What makes a city smart? There are quite some angles to this idea. It usually covers sustainability, energy conservation, infrastructure and traffic, but also energy efficient buildings, health care and emergency services. The intelligent systems for smart cities will be relying on embedded systems – they are the glue that keeps various systems together.
More than half of the world’s population lives in urban high density areas, in Europe it’s two thirds already. Although cities only take up two per cent of the planets space, they are accountable for more than seventy per cent of CO2 emissions. There is a definite trend towards mega cities (an urban area with more than 10 million inhabitants) – Shanghai as the biggest mega city for instance has a population of 23 million people. The pressure to modernize infrastructure is growing: Smart city concepts that are based on information technology can be an answer to these challenges.
What makes a city smart?
In the meantime the number of global smart cities is expected to quadruple from 21 in 2013 to an estimated 88 in 2025, states a report from IHS Technology. “Smart cities encompass a broad range of different aspects, but IHS has narrowed the definition of the term to describe cities that have deployed—or are currently piloting—the integration of information, communications and technology (ICT) solutions across three or more different functional areas of a city,” said Lisa Arrowsmith, associate director for connectivity, smart homes and smart cities at IHS. These functional areas include mobile and transport, energy and sustainability, physical infrastructure, governance, and safety and security.
Politics is to promote smart technology
Smart cities will become an economically important factor – beyond pilot projects – during the next 15 years: That’s what 67 per cent of the 1.300 VDE member companies are thinking. According to a trend report by the German organization Verband der Elektrotechnik, Elektronik und Informationstechnik, 61 per cent of the companies estimate that smart cities will strengthen the competitive capability of Germany as an industrial location. On the other hand only 28 per cent are convinced that the German industry will be the leading provider of smart city technologies. Six out of ten companies are still undecided in this question. This is a clear indication that politics should address the opportunities in a better way and create incentives for education and economy to become involved in this area. The report indicates that the biggest challenges for smart cities are mobility concepts, energy and traffic infrastructure, but also IT Security.

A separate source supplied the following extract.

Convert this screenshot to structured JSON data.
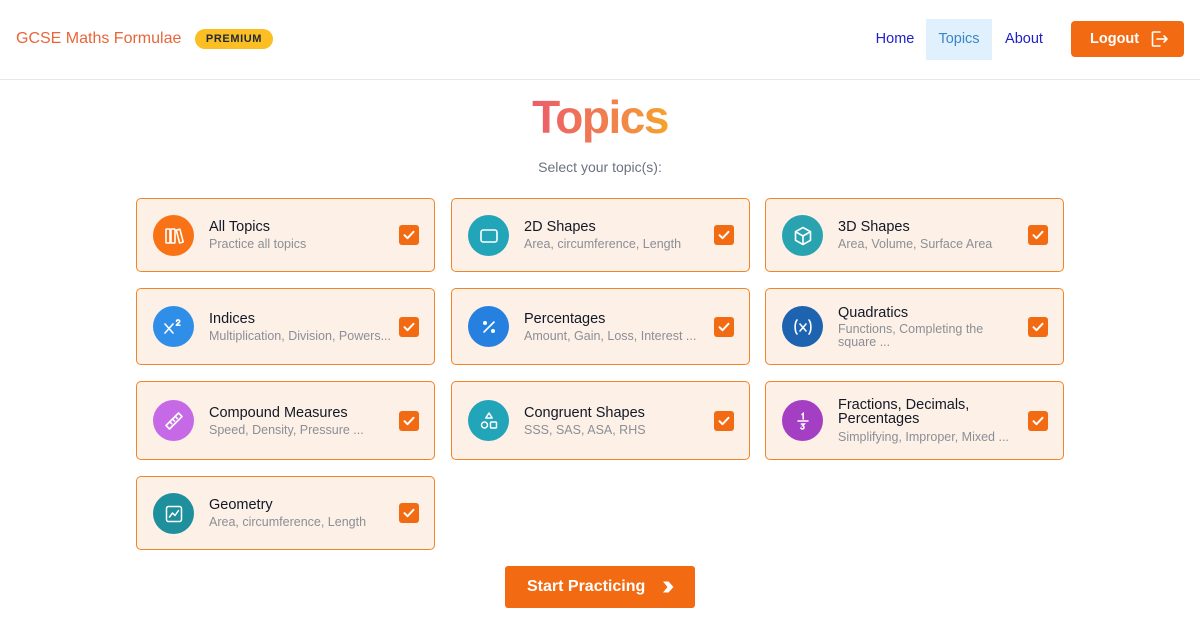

Smart Cities: Work in Progress
Throughout the world initiatives for smart cities are forming and projects are taking place. One example is the SmartAmerica Challenge with a focus on transportation. The Silicon Valley hub, which partnered with Intel for the SmartAmerica Challenge, started by installing air quality, sound and traffic sensors in strategic areas across the city. They monitor the quality of the air, noise pollution and traffic flow throughout San Jose, and identify problem areas for the city government. The sensors are wirelessly connected to central servers, which rapidly process the data for city officials to analyze. In the European Project CLINES four regions, including Bavaria, try to develop a sustainable, well-organized European key technology inter cluster. The goal is to increase the coordination of trans-regional innovation investments and ensure an efficient development, exploitation and dissemination of ICT in the Smart Cities / Embedded Systems domain.
Preparing for intelligent infrastructure
On this year’s conference “Smart City Event” in Amsterdam, Neelie Kroes, Vice-President, Commissioner Digital Agenda in the European Commission, said: “Smarter cities are a great example. Every city already generates huge amounts of information, for many different purposes. But too often that information is lost. It’s time to get smart and start using it”. In order to accomplish the goal of sustainability and energy efficiency, there still remains a lot to do. When more and more sources of information, like sensors, traffic cameras or data from inside the new “connected car” have to be integrated and analyzed in real time, embedded systems will become even more important. Standards still have to be defined to leave the domain of proprietary protocols behind. “As each global and local application in rail, road, air and shipping traffic demands specific computing technology it’s especially important to offer commercial off the shelf embedded solutions. They have to be certified, validated and adaptable to various tasks in order to help OEMs develop applications more easily. Developing, engineering, certifying and manufacturing through a single source guarantee the highest quality and ensure that standards are being met”, says Robert Negre, Business Line Manager Transportation at Kontron.
What’s your opinion on Smart Cities? Do you think they will make people’s live easier? Or do you have a more critical point of view on Smart Cities? Let me know your thoughts.